Top of DATA FOR REVIEW
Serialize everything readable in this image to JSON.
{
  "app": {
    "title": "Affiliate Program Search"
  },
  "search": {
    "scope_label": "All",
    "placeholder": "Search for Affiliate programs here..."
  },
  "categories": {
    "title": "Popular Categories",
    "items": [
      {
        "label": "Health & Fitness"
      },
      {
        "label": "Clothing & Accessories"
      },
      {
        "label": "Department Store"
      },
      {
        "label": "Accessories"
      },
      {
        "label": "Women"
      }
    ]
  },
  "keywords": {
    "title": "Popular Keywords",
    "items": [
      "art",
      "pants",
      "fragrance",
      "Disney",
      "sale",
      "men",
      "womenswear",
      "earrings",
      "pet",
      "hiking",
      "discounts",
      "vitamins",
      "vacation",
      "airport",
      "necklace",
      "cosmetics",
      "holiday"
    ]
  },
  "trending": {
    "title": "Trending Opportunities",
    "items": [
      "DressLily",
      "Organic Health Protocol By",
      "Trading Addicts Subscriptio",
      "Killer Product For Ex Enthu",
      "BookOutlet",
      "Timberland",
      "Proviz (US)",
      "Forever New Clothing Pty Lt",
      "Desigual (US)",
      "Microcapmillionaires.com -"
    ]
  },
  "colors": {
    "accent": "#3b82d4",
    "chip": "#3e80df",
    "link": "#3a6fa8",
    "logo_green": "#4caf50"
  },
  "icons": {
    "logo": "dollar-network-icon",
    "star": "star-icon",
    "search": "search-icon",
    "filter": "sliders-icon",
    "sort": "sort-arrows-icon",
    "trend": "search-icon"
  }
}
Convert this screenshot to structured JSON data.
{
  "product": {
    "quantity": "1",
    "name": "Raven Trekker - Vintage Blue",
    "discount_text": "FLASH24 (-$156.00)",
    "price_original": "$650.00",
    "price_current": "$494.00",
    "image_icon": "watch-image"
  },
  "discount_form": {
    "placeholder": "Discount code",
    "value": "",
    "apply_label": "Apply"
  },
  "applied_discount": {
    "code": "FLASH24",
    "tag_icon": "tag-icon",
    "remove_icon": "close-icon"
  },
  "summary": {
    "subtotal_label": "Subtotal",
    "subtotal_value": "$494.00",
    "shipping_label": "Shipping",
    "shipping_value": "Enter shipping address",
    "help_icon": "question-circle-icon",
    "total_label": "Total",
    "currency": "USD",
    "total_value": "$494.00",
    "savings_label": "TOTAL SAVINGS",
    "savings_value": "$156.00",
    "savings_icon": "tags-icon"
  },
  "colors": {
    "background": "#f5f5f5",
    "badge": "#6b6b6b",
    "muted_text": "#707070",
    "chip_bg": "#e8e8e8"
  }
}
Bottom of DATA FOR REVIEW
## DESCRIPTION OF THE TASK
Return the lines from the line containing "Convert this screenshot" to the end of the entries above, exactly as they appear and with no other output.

## ANSWER
Convert this screenshot to structured JSON data.
{
  "product": {
    "quantity": "1",
    "name": "Raven Trekker - Vintage Blue",
    "discount_text": "FLASH24 (-$156.00)",
    "price_original": "$650.00",
    "price_current": "$494.00",
    "image_icon": "watch-image"
  },
  "discount_form": {
    "placeholder": "Discount code",
    "value": "",
    "apply_label": "Apply"
  },
  "applied_discount": {
    "code": "FLASH24",
    "tag_icon": "tag-icon",
    "remove_icon": "close-icon"
  },
  "summary": {
    "subtotal_label": "Subtotal",
    "subtotal_value": "$494.00",
    "shipping_label": "Shipping",
    "shipping_value": "Enter shipping address",
    "help_icon": "question-circle-icon",
    "total_label": "Total",
    "currency": "USD",
    "total_value": "$494.00",
    "savings_label": "TOTAL SAVINGS",
    "savings_value": "$156.00",
    "savings_icon": "tags-icon"
  },
  "colors": {
    "background": "#f5f5f5",
    "badge": "#6b6b6b",
    "muted_text": "#707070",
    "chip_bg": "#e8e8e8"
  }
}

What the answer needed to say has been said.